Many people volunteered to babysit Boychik. Some twice. His best friends were Victoria of Hoffman Avenue, who gave him his prized stuffed bear and the liver biscotti; Karol of Sanchez Street, who promised he'd get to meet her cat Esmé one day; his longtime patron Rayne "I Am My Dogs' Mom" Wolfe; his pal Nina, who works at Rose Quartz; and Helen of Blair Terrace, who once let Boychik sit on her lap and kiss her on the lips.

Like all animals, he loved the Pigeon Lady of Sanchez Street (June 1997 Voice), who carried dog treats in her pockets along with the birdseed. He also lapped up any attention he got from Jim, Doug, and Elliot of the Voice staff.

And he appreciated Voice ad manager Steve Steinberg for telling him about Advantage, the antiflea product used by Steve's cocker spaniel, Mitzi. "Advantage changed my life," Boychik said.

It changed his owners' lives, too. "After he got rid of the fleas, he insisted on sleeping on the bed," said Sally. "Still, he was never deliberately bad. He never ran away. Never chewed a slipper. Never whined or barked obnoxiously. And he never bit anyone, even though he probably wanted to."

About four months ago, he was diagnosed with melanoma, which progressed in spite of surgery and other treatments.

During his last couple of days in August, he visited with friends, played with all his toys, and was allowed to completely shred a plastic 49ers Nerf ball. He slept on the couch in front of the TV with an actual pillow under his head; had his fur brushed and blow-dried; nuzzled with Bonnie Jean, the cute little sheltie collie with the slight overbite; and ate part of a Whopper and fries from Burger King.

He was even allowed to eat chocolate (a no-no for dogs). It seemed to revive Boychik, who wagged his tail and smelled the air out the car window all the way to see Dr. Rick at Avenues Pet Hospital.

Inside the vet's, he was chipper till the end. Sally recalled, "The last thing I said to Boychik as I led him down the hall to Dr. Rick was 'You've been a good dog. I love you (sob).' To which he replied, 'Gee, Mom, get a life.' Then he ran toward the Light.... Or maybe it was the female Rottweiler in the next room."

Perhaps he thought he'd finally gotten lucky.

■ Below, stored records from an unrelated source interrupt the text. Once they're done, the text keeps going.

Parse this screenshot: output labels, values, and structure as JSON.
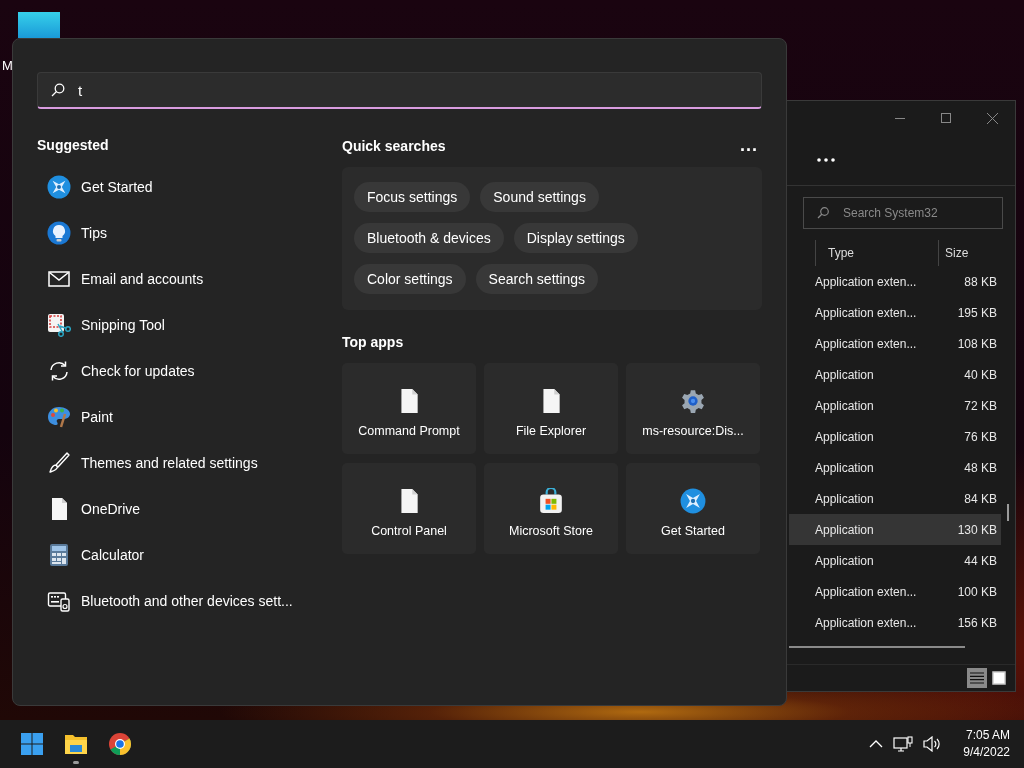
{
  "desktop": {
    "icons": [
      {
        "label": "M"
      }
    ]
  },
  "explorer": {
    "search": {
      "placeholder": "Search System32"
    },
    "columns": [
      "Type",
      "Size"
    ],
    "rows": [
      {
        "type": "Application exten...",
        "size": "88 KB",
        "selected": false
      },
      {
        "type": "Application exten...",
        "size": "195 KB",
        "selected": false
      },
      {
        "type": "Application exten...",
        "size": "108 KB",
        "selected": false
      },
      {
        "type": "Application",
        "size": "40 KB",
        "selected": false
      },
      {
        "type": "Application",
        "size": "72 KB",
        "selected": false
      },
      {
        "type": "Application",
        "size": "76 KB",
        "selected": false
      },
      {
        "type": "Application",
        "size": "48 KB",
        "selected": false
      },
      {
        "type": "Application",
        "size": "84 KB",
        "selected": false
      },
      {
        "type": "Application",
        "size": "130 KB",
        "selected": true
      },
      {
        "type": "Application",
        "size": "44 KB",
        "selected": false
      },
      {
        "type": "Application exten...",
        "size": "100 KB",
        "selected": false
      },
      {
        "type": "Application exten...",
        "size": "156 KB",
        "selected": false
      }
    ],
    "view_buttons": [
      {
        "kind": "details",
        "selected": true
      },
      {
        "kind": "tiles",
        "selected": false
      }
    ]
  },
  "search_panel": {
    "query": "t",
    "suggested": {
      "title": "Suggested",
      "items": [
        {
          "label": "Get Started",
          "kind": "star"
        },
        {
          "label": "Tips",
          "kind": "bulb"
        },
        {
          "label": "Email and accounts",
          "kind": "mail"
        },
        {
          "label": "Snipping Tool",
          "kind": "snip"
        },
        {
          "label": "Check for updates",
          "kind": "refresh"
        },
        {
          "label": "Paint",
          "kind": "palette"
        },
        {
          "label": "Themes and related settings",
          "kind": "brush"
        },
        {
          "label": "OneDrive",
          "kind": "document"
        },
        {
          "label": "Calculator",
          "kind": "calculator"
        },
        {
          "label": "Bluetooth and other devices sett...",
          "kind": "devices"
        }
      ]
    },
    "quick_searches": {
      "title": "Quick searches",
      "more": "...",
      "chips": [
        [
          "Focus settings",
          "Sound settings"
        ],
        [
          "Bluetooth & devices",
          "Display settings"
        ],
        [
          "Color settings",
          "Search settings"
        ]
      ]
    },
    "top_apps": {
      "title": "Top apps",
      "apps": [
        {
          "label": "Command Prompt",
          "kind": "document"
        },
        {
          "label": "File Explorer",
          "kind": "document"
        },
        {
          "label": "ms-resource:Dis...",
          "kind": "gear"
        },
        {
          "label": "Control Panel",
          "kind": "document"
        },
        {
          "label": "Microsoft Store",
          "kind": "store"
        },
        {
          "label": "Get Started",
          "kind": "star"
        }
      ]
    }
  },
  "taskbar": {
    "apps": [
      {
        "kind": "start",
        "running": false
      },
      {
        "kind": "folder",
        "running": true
      },
      {
        "kind": "chrome",
        "running": false
      }
    ],
    "time": "7:05 AM",
    "date": "9/4/2022"
  }
}
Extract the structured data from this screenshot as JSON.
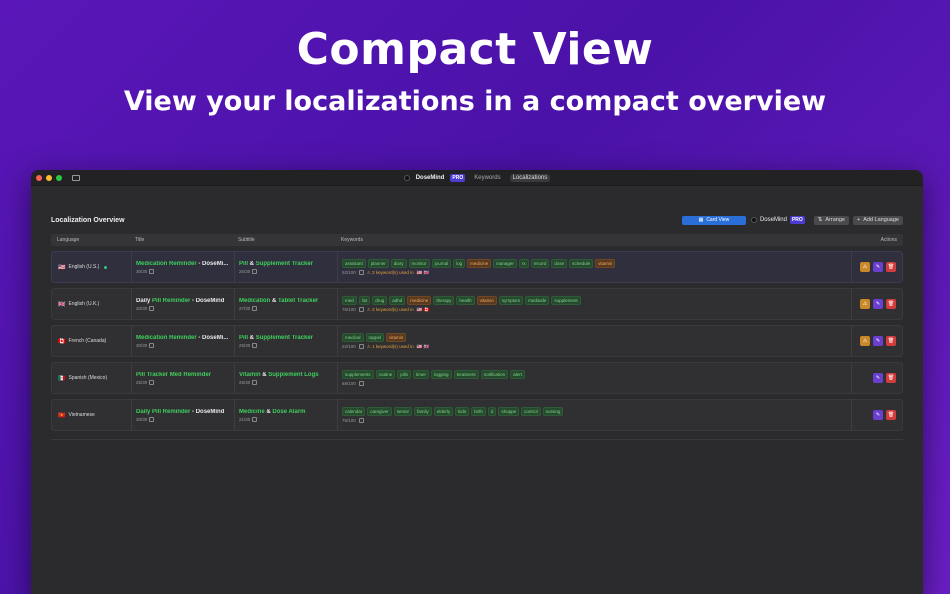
{
  "hero": {
    "title": "Compact View",
    "subtitle": "View your localizations in a compact overview"
  },
  "titlebar": {
    "app_name": "DoseMind",
    "pro_badge": "PRO",
    "tabs": [
      "Keywords",
      "Localizations"
    ],
    "active_tab": "Localizations"
  },
  "toolbar": {
    "title": "Localization Overview",
    "card_view_label": "Card View",
    "app_name": "DoseMind",
    "pro_badge": "PRO",
    "arrange_label": "Arrange",
    "add_language_label": "Add Language"
  },
  "columns": {
    "language": "Language",
    "title": "Title",
    "subtitle": "Subtitle",
    "keywords": "Keywords",
    "actions": "Actions"
  },
  "rows": [
    {
      "flag": "🇺🇸",
      "language": "English (U.S.)",
      "live": true,
      "title_parts": [
        {
          "t": "Medication Reminder",
          "c": "g"
        },
        {
          "t": " - DoseMi...",
          "c": "w"
        }
      ],
      "title_count": "30/30",
      "subtitle_parts": [
        {
          "t": "Pill",
          "c": "g"
        },
        {
          "t": " & ",
          "c": "w"
        },
        {
          "t": "Supplement Tracker",
          "c": "g"
        }
      ],
      "subtitle_count": "25/30",
      "keywords": [
        {
          "k": "assistant"
        },
        {
          "k": "planner"
        },
        {
          "k": "diary"
        },
        {
          "k": "monitor"
        },
        {
          "k": "journal"
        },
        {
          "k": "log"
        },
        {
          "k": "medicine",
          "warn": true
        },
        {
          "k": "manager"
        },
        {
          "k": "rx"
        },
        {
          "k": "record"
        },
        {
          "k": "dose"
        },
        {
          "k": "schedule"
        },
        {
          "k": "vitamin",
          "warn": true
        }
      ],
      "kw_count": "92/100",
      "kw_warning": "2 keyword(s) used in",
      "kw_flags": "🇺🇸 🇬🇧",
      "has_warn_action": true
    },
    {
      "flag": "🇬🇧",
      "language": "English (U.K.)",
      "live": false,
      "title_parts": [
        {
          "t": "Daily ",
          "c": "w"
        },
        {
          "t": "Pill Reminder",
          "c": "g"
        },
        {
          "t": " - DoseMind",
          "c": "w"
        }
      ],
      "title_count": "30/30",
      "subtitle_parts": [
        {
          "t": "Medication",
          "c": "g"
        },
        {
          "t": " & ",
          "c": "w"
        },
        {
          "t": "Tablet Tracker",
          "c": "g"
        }
      ],
      "subtitle_count": "27/30",
      "keywords": [
        {
          "k": "med"
        },
        {
          "k": "list"
        },
        {
          "k": "drug"
        },
        {
          "k": "adhd"
        },
        {
          "k": "medicine",
          "warn": true
        },
        {
          "k": "therapy"
        },
        {
          "k": "health"
        },
        {
          "k": "vitamin",
          "warn": true
        },
        {
          "k": "symptom"
        },
        {
          "k": "medisafe"
        },
        {
          "k": "supplement"
        }
      ],
      "kw_count": "76/100",
      "kw_warning": "2 keyword(s) used in",
      "kw_flags": "🇺🇸 🇨🇦",
      "has_warn_action": true
    },
    {
      "flag": "🇨🇦",
      "language": "French (Canada)",
      "live": false,
      "title_parts": [
        {
          "t": "Medication Reminder",
          "c": "g"
        },
        {
          "t": " - DoseMi...",
          "c": "w"
        }
      ],
      "title_count": "30/30",
      "subtitle_parts": [
        {
          "t": "Pill",
          "c": "g"
        },
        {
          "t": " & ",
          "c": "w"
        },
        {
          "t": "Supplement Tracker",
          "c": "g"
        }
      ],
      "subtitle_count": "25/30",
      "keywords": [
        {
          "k": "medical"
        },
        {
          "k": "rappel"
        },
        {
          "k": "vitamin",
          "warn": true
        }
      ],
      "kw_count": "22/100",
      "kw_warning": "1 keyword(s) used in",
      "kw_flags": "🇺🇸 🇬🇧",
      "has_warn_action": true
    },
    {
      "flag": "🇲🇽",
      "language": "Spanish (Mexico)",
      "live": false,
      "title_parts": [
        {
          "t": "Pill Tracker Med Reminder",
          "c": "g"
        }
      ],
      "title_count": "25/30",
      "subtitle_parts": [
        {
          "t": "Vitamin",
          "c": "g"
        },
        {
          "t": " & ",
          "c": "w"
        },
        {
          "t": "Supplement Logs",
          "c": "g"
        }
      ],
      "subtitle_count": "25/30",
      "keywords": [
        {
          "k": "supplements"
        },
        {
          "k": "routine"
        },
        {
          "k": "pills"
        },
        {
          "k": "timer"
        },
        {
          "k": "logging"
        },
        {
          "k": "treatment"
        },
        {
          "k": "notification"
        },
        {
          "k": "alert"
        }
      ],
      "kw_count": "68/100",
      "kw_warning": "",
      "kw_flags": "",
      "has_warn_action": false
    },
    {
      "flag": "🇻🇳",
      "language": "Vietnamese",
      "live": false,
      "title_parts": [
        {
          "t": "Daily Pill Reminder",
          "c": "g"
        },
        {
          "t": " - DoseMind",
          "c": "w"
        }
      ],
      "title_count": "30/30",
      "subtitle_parts": [
        {
          "t": "Medicine",
          "c": "g"
        },
        {
          "t": " & ",
          "c": "w"
        },
        {
          "t": "Dose Alarm",
          "c": "g"
        }
      ],
      "subtitle_count": "21/30",
      "keywords": [
        {
          "k": "calendar"
        },
        {
          "k": "caregiver"
        },
        {
          "k": "senior"
        },
        {
          "k": "family"
        },
        {
          "k": "elderly"
        },
        {
          "k": "kids"
        },
        {
          "k": "birth"
        },
        {
          "k": "d"
        },
        {
          "k": "shoppe"
        },
        {
          "k": "control"
        },
        {
          "k": "nursing"
        }
      ],
      "kw_count": "76/100",
      "kw_warning": "",
      "kw_flags": "",
      "has_warn_action": false
    }
  ],
  "colors": {
    "accent": "#2a6fd8",
    "ok": "#3fcf5c",
    "warn": "#e6a23c",
    "danger": "#d23c3c",
    "edit": "#6a3fd0"
  }
}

Bye-bye, Boychik. We'll miss you.

Special thanks to Rayne Wolfe and all Boychik's friends for helping with this story. --Sally Smith